### EXERCISE:
Say how many lines in the listing below contain the word "欢迎来到数时笔记". Give the number alone.

### RECORD SET:
+===+

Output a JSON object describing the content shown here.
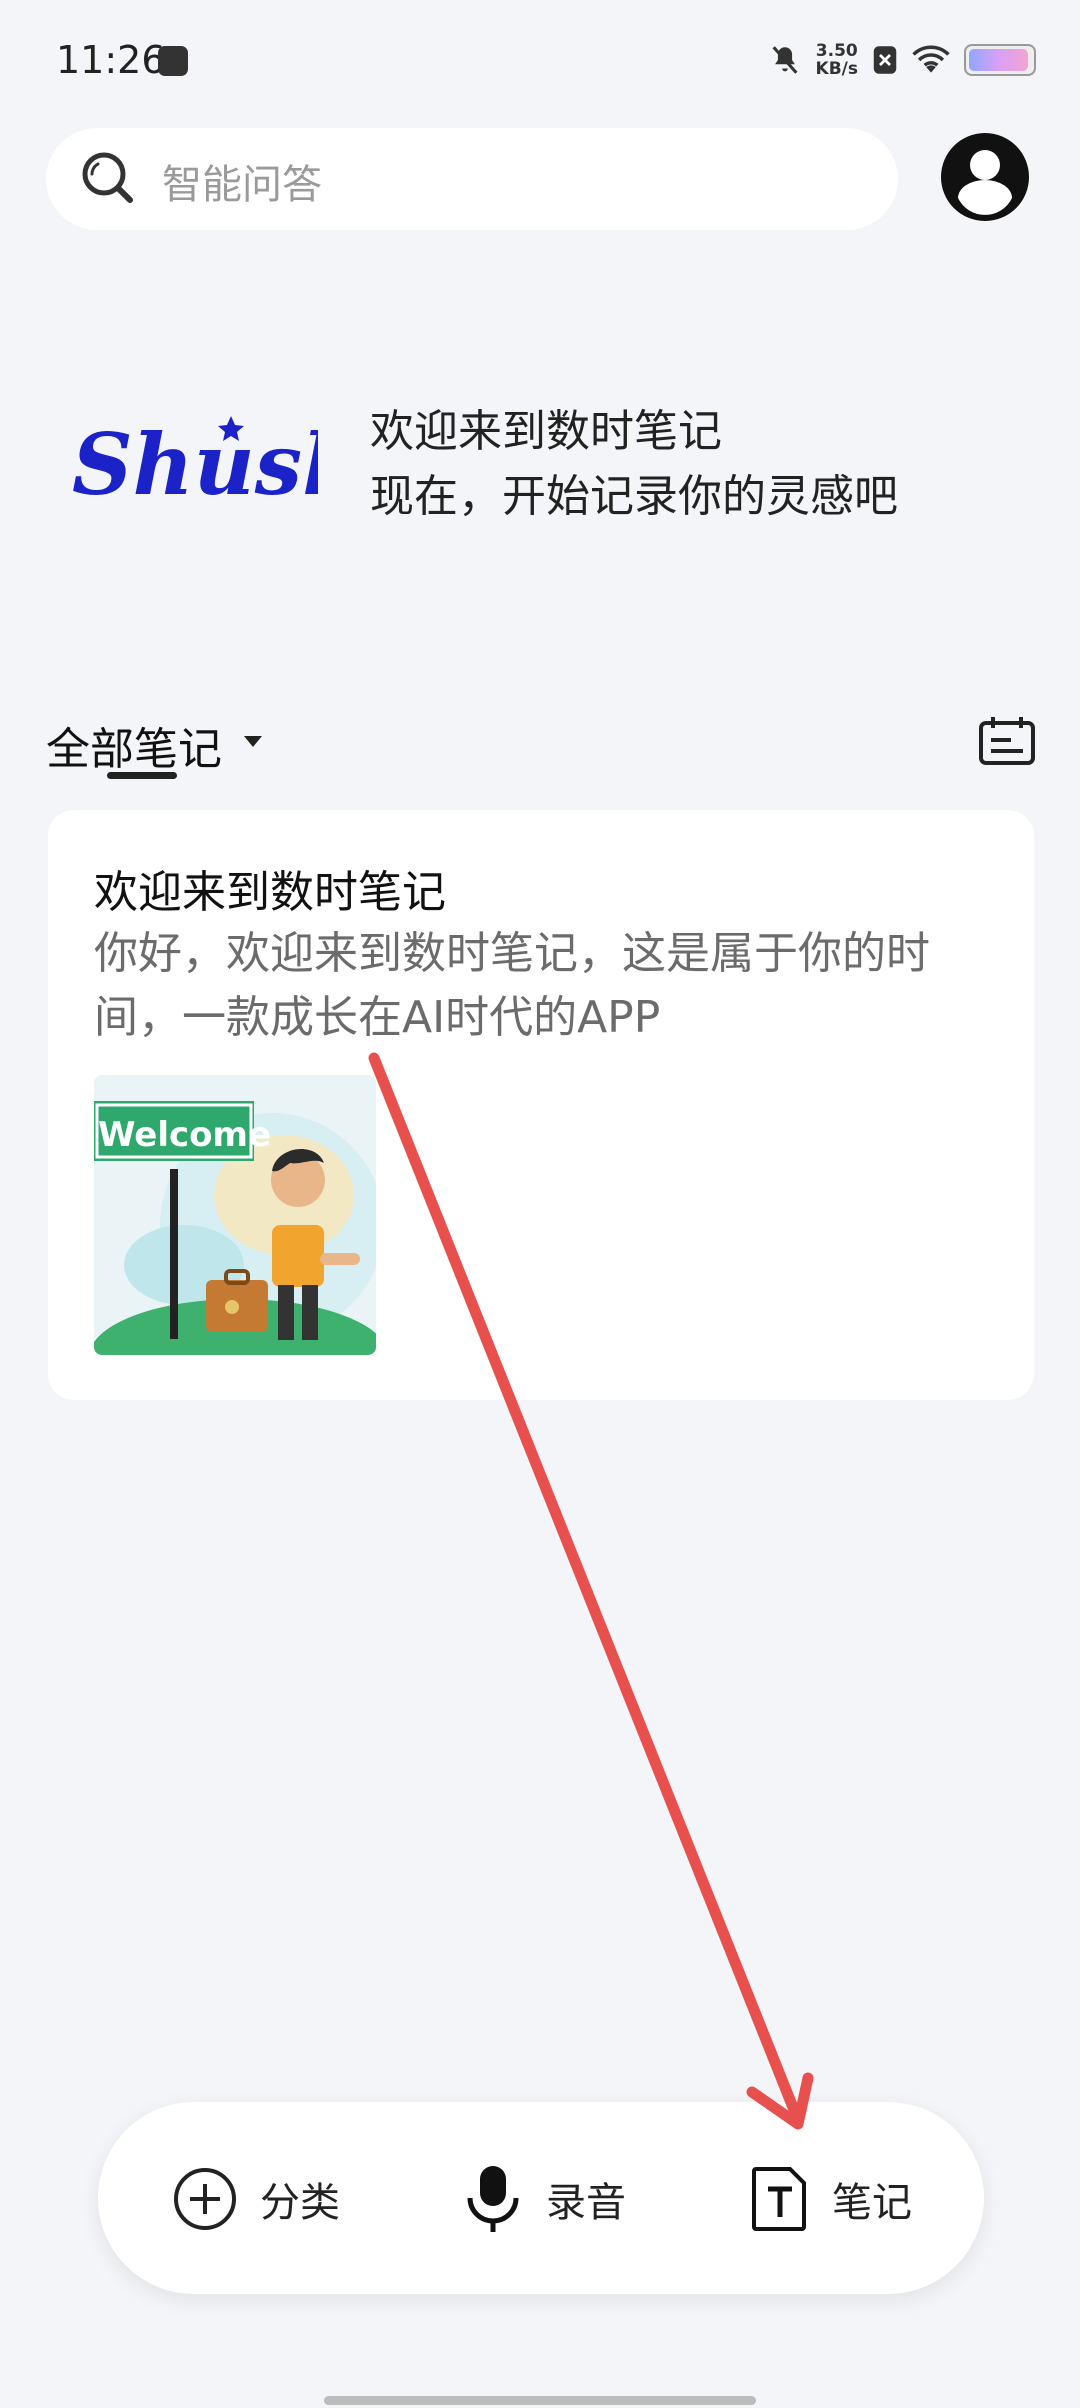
{
  "status_bar": {
    "time": "11:26",
    "net_speed_value": "3.50",
    "net_speed_unit": "KB/s",
    "battery_level": 0.95
  },
  "search": {
    "placeholder": "智能问答"
  },
  "welcome": {
    "logo_text": "Shushi",
    "line1": "欢迎来到数时笔记",
    "line2": "现在，开始记录你的灵感吧"
  },
  "notes": {
    "filter_label": "全部笔记",
    "items": [
      {
        "title": "欢迎来到数时笔记",
        "body": "你好，欢迎来到数时笔记，这是属于你的时间，一款成长在AI时代的APP",
        "image_sign_text": "Welcome"
      }
    ]
  },
  "bottom_bar": {
    "category_label": "分类",
    "record_label": "录音",
    "note_label": "笔记"
  },
  "colors": {
    "background": "#f4f5f8",
    "logo_blue": "#1a22c8",
    "annotation_red": "#e8504e"
  },
  "icons": [
    "search-icon",
    "avatar-icon",
    "calendar-icon",
    "add-circle-icon",
    "microphone-icon",
    "text-note-icon"
  ]
}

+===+

### TASK ANSWER:
3